▸ **What this task involves**: Check each line of the data for "studio", then give the number of lines that have it, without any other words.

------ Information provided ------

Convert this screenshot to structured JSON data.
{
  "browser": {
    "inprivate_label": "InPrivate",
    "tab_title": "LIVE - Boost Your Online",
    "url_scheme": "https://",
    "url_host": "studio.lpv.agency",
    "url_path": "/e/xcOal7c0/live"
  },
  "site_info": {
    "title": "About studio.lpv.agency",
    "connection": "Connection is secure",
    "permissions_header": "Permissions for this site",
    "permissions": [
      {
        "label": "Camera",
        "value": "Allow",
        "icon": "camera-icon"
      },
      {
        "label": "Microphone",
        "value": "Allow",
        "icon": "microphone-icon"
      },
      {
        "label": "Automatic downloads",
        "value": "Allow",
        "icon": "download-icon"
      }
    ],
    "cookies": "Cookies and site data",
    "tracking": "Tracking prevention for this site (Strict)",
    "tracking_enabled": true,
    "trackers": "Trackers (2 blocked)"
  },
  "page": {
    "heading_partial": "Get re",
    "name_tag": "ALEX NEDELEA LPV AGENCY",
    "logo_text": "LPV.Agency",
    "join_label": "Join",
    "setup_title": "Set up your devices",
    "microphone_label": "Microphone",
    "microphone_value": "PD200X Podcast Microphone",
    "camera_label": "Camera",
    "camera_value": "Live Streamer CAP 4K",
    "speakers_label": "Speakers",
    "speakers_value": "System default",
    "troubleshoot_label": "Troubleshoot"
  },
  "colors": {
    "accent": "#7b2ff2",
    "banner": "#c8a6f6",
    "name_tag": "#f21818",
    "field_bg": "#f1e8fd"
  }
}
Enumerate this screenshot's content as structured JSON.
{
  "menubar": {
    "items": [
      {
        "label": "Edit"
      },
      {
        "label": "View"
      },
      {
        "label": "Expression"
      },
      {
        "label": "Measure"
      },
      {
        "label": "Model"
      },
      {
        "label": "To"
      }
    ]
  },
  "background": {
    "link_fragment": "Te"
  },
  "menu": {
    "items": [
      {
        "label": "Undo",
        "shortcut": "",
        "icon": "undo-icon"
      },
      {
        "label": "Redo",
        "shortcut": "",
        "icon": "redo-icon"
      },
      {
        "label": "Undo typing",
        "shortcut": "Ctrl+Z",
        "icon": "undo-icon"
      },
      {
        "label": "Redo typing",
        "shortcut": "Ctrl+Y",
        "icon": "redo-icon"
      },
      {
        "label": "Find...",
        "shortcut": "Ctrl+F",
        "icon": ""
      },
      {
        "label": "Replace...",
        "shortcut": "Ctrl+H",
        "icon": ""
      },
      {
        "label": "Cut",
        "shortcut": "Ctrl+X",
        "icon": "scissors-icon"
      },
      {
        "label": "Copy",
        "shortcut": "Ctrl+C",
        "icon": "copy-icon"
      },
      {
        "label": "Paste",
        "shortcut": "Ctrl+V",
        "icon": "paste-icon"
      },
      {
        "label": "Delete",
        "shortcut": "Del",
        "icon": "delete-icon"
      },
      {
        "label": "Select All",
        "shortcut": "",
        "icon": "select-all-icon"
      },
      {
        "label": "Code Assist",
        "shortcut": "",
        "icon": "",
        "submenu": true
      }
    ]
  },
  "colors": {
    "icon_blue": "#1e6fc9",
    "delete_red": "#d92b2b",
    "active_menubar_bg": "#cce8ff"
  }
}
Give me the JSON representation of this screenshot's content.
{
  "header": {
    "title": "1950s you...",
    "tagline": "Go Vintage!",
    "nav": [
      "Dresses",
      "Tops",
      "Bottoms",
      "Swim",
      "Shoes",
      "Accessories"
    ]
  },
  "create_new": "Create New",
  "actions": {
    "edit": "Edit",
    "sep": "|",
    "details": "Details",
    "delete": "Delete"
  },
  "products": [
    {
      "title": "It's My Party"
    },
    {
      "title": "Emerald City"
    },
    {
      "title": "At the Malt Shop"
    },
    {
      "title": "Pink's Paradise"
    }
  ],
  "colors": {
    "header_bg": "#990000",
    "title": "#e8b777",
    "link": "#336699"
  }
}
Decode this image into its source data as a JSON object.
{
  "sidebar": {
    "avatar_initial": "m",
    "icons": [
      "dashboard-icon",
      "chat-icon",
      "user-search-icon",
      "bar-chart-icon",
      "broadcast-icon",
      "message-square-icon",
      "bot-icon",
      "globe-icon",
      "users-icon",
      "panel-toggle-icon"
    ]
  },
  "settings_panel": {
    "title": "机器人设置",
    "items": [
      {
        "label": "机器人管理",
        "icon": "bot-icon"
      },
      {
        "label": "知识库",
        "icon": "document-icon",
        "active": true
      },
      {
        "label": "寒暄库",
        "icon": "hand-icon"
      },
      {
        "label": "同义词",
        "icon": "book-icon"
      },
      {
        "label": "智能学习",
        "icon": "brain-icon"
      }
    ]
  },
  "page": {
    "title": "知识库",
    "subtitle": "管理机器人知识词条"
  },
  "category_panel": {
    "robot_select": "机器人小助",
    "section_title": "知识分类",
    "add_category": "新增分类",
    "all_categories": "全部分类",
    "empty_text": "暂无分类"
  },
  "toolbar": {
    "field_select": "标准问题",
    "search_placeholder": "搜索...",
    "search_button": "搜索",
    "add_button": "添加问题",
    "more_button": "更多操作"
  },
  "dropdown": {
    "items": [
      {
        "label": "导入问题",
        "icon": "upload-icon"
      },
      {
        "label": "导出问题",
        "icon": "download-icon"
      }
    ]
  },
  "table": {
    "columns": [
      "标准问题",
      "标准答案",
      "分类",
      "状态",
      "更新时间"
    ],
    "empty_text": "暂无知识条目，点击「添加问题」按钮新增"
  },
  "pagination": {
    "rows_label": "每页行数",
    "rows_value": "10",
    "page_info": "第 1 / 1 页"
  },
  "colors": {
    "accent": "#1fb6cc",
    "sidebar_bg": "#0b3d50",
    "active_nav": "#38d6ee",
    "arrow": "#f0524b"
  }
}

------

▸ **Solution for this problem**: 2